The Cox family lives in TN and operates ANS Farms. Find us on Facebook at "Ans Farms," where you can find more pictures, and follow all of our farming adventures! 

Sweet Blackberry Recipes for Summer

Confessions of a Cracked EggOne of the sweetest parts of summer time is raiding the berry bushes of all their sweet goodies! When we first moved here, we knew for sure berry bushes were a must. Blackberry, raspberry, and blueberry bushes were added the first spring. As often happens, those blackberries multiplied yearly along with the native wild blackberries already here.  So now 5 years later we find ourselves with the most fortunate dilemma of having TOO MANY blackberries!

Blackberry bush

Ball has several yummy recipes available for those who like to can and preserve blackberries into jams, jellies, and preserves. We also enjoy making blackberry syrup to enjoy all year with our pancakes and waffles. With those recipes so well covered already I’ll just share some of our favorite summertime fresh blackberry recipes here!

The following recipe is one adapted from an apple dumpling recipe after a 4th of July conversation with a friend. He told a story of his Grandma baking him blackberry dumplings from biscuits when he was a child. These are easy and fast to make, yummy quick treat that the kids just love! 


fresh blackberries
2 packages crescent rolls
1/2 cup butter
1/2 cup white sugar
1/2 cup brown sugar
12 oz. Mountain Dew
1/2 teaspoon cinnamon
1/4 teaspoon nutmeg
1 tablespoon vanilla

Preheat oven to 350 degrees. Grease a 9 x 13 baker. Roll berries into crescent rolls (quantity as desired) starting at the narrow end. Pinch sides in to completely seal, this will form a round “dough ball.” Place in dish. Melt butter, add sugar, cinnamon, and nutmeg. Cook on stovetop until thickened into a syrup. Add vanilla. Pour over top of dumplings. Pour 12 oz. of Mountain Dew (or other citrus lime soda) AROUND dumplings. Bake immediately for 35-40 minutes.

Yields 16 dumplings (8 servings)

Dumplings are delicious, but don’t really take up a lot of berries. If you are over run with the like us and have just canned all you want to can, try making a blackberry cobbler! This will use up 8 cups of berries in a hurry! This is a heavy on the fruit cobbler, with a light cobbler top.

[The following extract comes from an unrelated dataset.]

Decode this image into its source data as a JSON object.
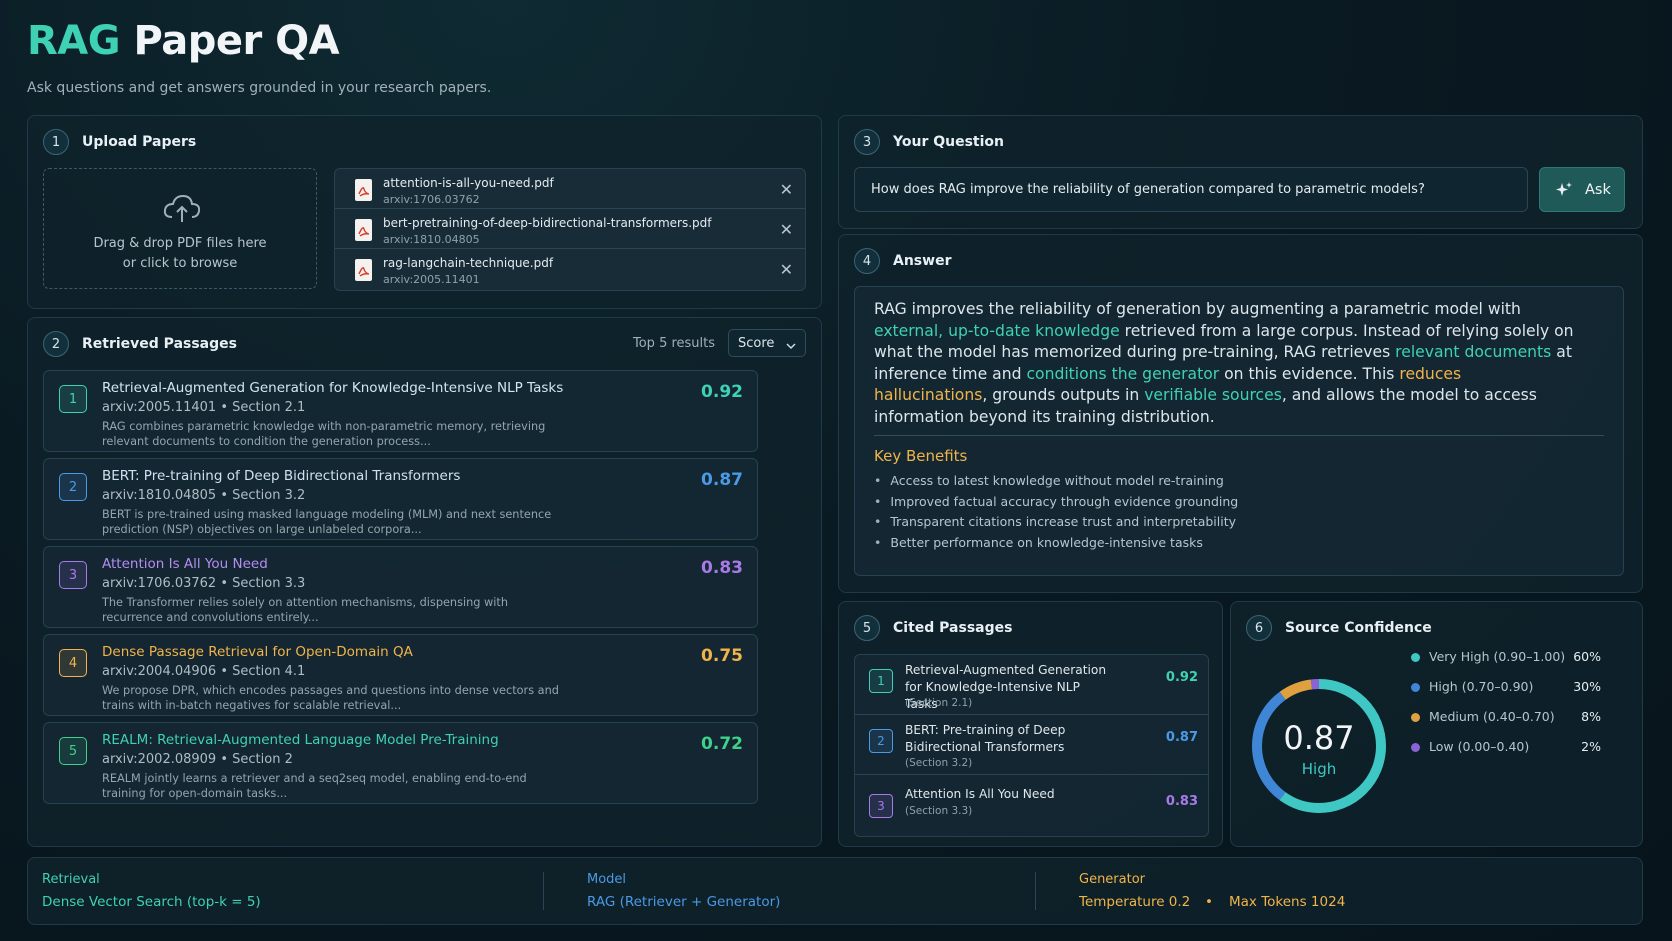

To many blackberries

Easy Blackberry Cobbler


8 cups fresh blackberries
2 cups sugar
1/3 cup all-purpose flour
1 tablespoon lemon juice
3/4 cup milk
3/4 teaspoon ground cinnamon


1/2 cup sugar
1/2 cup butter
3/4 cup all-purpose flour
2 tablespoons baking powder

Preheat oven to 350 degrees. Stir together blackberries and first four ingredients (listed under blackberries). Set aside.

Melt butter into 9x13 baking dish. Stir together remaining 1/2 cup sugar, flour, baking powder, and milk. Pour this mixture over melted butter. DO NOT STIR. Spoon blackberry mixture on top of batter.

Bake cobbler at 350 degrees for 55 minutes. Serve gooey and warm, or cool for thicker consistency. Excellent with vanilla ice cream!

Yields 6-8 servings

Blackberry cobbler

These have become our favorite “go to” blackberry recipes for the summer! Both are sure to be a crowd pleaser anywhere they go. Hope you enjoy, and happy picking!

Join us on our Facebook page to follow all of our farming adventures! Find us at Ans Farms in Smithville, TN.